Why does this government help CEOs instead of seniors?

SeniorsOral Questions

2:55 p.m.

Richmond B.C.

Conservative

Alice Wong ConservativeMinister of State (Seniors)

Mr. Speaker, our government is committed to supporting seniors. The largest GIS increase in a quarter century has put more money into the pockets of 1.6 million more seniors. Our low-tax plan has removed 380,000 seniors from the tax rolls completely. Our investment to combat financial elder abuse is raising awareness so that the money seniors have worked so hard to save is not lost.

I have also consulted with stakeholders around the country and have seen first-hand the positive impacts made, thanks to our government.

Canada-U.S. RelationsOral Questions

2:55 p.m.

Conservative

Ron Cannan Conservative Kelowna—Lake Country, BC

Mr. Speaker, in the NDP's perfect world, the Canada-U.S. border would be laden with trade deterrents.

Unfortunately for the NDP, under this Conservative government, we have achieved an agreement to improve the flow of goods and services between Canada and our friends and neighbours to the south.

Would the hard-working Minister of Foreign Affairs take this opportunity to tell the House about the remarkable economic benefits the beyond the border agreement would provide for all Canadians?

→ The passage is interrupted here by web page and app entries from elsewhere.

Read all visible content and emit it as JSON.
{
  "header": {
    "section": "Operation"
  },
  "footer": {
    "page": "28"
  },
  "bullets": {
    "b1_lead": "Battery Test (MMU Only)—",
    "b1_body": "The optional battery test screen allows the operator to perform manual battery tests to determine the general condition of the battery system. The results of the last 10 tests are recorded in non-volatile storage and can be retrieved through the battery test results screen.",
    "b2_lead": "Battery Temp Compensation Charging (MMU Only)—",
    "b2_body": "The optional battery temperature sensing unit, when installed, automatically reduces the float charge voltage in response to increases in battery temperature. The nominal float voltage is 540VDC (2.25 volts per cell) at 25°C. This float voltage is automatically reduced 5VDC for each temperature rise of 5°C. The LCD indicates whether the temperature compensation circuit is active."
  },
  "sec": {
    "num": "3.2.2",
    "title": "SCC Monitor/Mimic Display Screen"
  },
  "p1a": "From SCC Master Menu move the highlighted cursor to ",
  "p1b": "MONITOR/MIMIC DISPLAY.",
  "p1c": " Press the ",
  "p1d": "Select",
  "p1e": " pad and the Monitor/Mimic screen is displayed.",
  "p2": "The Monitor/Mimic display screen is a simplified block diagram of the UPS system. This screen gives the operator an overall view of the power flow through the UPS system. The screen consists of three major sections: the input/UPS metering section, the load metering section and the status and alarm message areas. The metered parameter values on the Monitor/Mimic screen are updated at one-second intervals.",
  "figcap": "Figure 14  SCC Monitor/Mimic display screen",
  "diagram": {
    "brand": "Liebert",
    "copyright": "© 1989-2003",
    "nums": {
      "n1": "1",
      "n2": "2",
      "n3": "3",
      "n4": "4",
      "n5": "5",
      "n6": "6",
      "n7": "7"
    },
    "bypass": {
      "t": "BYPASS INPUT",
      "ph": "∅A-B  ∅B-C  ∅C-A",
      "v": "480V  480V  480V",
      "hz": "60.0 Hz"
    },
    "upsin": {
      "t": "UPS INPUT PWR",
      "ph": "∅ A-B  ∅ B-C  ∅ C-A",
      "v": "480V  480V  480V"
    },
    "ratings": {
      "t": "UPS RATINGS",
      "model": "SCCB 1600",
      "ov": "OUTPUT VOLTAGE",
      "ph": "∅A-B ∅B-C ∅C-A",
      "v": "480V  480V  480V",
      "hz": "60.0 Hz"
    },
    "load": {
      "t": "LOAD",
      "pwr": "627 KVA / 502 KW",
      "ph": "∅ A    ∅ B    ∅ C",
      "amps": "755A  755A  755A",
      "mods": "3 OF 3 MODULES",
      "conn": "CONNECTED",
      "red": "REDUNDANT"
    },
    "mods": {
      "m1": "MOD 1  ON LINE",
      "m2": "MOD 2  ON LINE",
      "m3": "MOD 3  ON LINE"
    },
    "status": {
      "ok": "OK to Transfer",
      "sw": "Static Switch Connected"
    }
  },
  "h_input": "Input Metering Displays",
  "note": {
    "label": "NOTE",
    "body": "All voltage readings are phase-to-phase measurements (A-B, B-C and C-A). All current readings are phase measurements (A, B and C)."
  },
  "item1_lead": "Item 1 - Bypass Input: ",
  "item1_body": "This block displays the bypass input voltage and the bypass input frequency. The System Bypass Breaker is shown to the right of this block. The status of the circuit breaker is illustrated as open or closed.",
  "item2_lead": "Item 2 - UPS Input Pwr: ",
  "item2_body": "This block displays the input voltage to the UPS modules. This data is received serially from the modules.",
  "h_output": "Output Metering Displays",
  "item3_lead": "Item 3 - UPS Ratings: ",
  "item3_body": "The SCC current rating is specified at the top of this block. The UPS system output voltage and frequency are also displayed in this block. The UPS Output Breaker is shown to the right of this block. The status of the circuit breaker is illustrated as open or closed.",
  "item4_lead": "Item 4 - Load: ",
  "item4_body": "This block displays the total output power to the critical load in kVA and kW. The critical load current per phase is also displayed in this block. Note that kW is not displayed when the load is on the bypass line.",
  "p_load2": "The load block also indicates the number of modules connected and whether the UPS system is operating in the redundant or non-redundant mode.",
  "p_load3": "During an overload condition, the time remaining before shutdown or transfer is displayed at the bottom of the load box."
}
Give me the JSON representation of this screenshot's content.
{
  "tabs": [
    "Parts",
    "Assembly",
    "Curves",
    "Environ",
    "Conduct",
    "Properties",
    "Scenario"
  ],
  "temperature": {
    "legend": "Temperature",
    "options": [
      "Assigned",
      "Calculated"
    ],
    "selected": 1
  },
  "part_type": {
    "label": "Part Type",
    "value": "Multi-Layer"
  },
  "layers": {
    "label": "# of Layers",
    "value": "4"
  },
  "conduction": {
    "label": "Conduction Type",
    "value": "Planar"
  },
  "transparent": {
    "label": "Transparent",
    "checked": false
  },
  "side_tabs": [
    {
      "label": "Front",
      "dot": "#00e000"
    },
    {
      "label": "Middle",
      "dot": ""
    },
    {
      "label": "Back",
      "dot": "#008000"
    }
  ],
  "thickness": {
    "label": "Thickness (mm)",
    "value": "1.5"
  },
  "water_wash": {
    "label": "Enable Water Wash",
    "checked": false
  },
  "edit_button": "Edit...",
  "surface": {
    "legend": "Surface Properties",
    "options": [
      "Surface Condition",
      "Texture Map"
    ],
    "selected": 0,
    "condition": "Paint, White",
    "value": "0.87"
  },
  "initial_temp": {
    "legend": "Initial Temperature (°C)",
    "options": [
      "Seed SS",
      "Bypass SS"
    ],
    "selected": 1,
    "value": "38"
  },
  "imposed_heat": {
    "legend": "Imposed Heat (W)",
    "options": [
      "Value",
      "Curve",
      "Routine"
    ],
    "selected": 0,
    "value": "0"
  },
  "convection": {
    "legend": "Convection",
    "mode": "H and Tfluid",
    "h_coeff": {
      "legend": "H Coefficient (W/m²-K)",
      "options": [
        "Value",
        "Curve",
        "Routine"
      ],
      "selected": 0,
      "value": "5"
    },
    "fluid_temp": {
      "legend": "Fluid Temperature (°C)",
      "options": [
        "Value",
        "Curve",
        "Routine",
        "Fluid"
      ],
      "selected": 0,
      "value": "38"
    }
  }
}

Canada-U.S. RelationsOral Questions

December 12th, 2011 / 3 p.m.

Ottawa West—Nepean Ontario

Conservative

John Baird ConservativeMinister of Foreign Affairs

Mr. Speaker, the relationship between Canada and the United States is very important to our government. It is one of the most successful relationships in the world.

Last week the Prime Minister and President Obama announced an ambitious, yet achievable, road map to help trade and to help people travel back and forth between our two countries. This would lead to better security and more jobs.

Improving the flow of people, goods and services over our shared border is a central part of our economic action plan. Let us not mince words. This agreement is the most significant step forward in Canada-U.S. co-operation since the signing of the North American Free Trade Agreement. It will help create a lot of jobs.

International TradeOral Questions

3 p.m.

Liberal

Wayne Easter Liberal Malpeque, PE

Mr. Speaker, the United States has ratified its free trade agreement with South Korea. However, Canada is missing in action again. While the minister flits around all over the world talking trade, Canada continues to lose markets in established countries.

South Korea, until now, imported over $1 billion of pork and beef. Now, as tariffs go down for the United States, we can expect our product to be displaced. Why has the minister sold out the Canadian pork industry? Is it really because the government has failed to negotiate a secure auto pact for both sides?

International TradeOral Questions

3 p.m.

South Shore—St. Margaret's Nova Scotia

Conservative

Gerald Keddy ConservativeParliamentary Secretary to the Minister of International Trade

Mr. Speaker, nothing could be further from the truth. The reality is the Minister of International Trade has been working tirelessly on behalf of Canadian farmers, Canadian consumers and Canadian manufacturers and will continue to work with our friends in South Korea toward firming up our trade agreement with South Korea.

In the meantime, the hon. member has an opportunity to support a trade agreement, the one with Panama, which is before the House, and I encourage him to do it.

TaxationOral Questions

3 p.m.

NDP

Andrew Cash NDP Davenport, ON

Mr. Speaker, the Conservative government continues to ignore hard-working families in the GTA. We have predatory temp agencies that can have half a worker's salary. We have car insurance rates in places like Brampton that are some of the highest in the country. To make matters worse, the Conservatives make huge cuts to services that help settle new Canadians in our region. It is a pile on. The Toronto area is one of the most expensive places in the country to live.

Therefore, here is a low tax plan for the Minister of Finance. Why does he not make life more affordable for Canadians and cut the federal tax on home heating?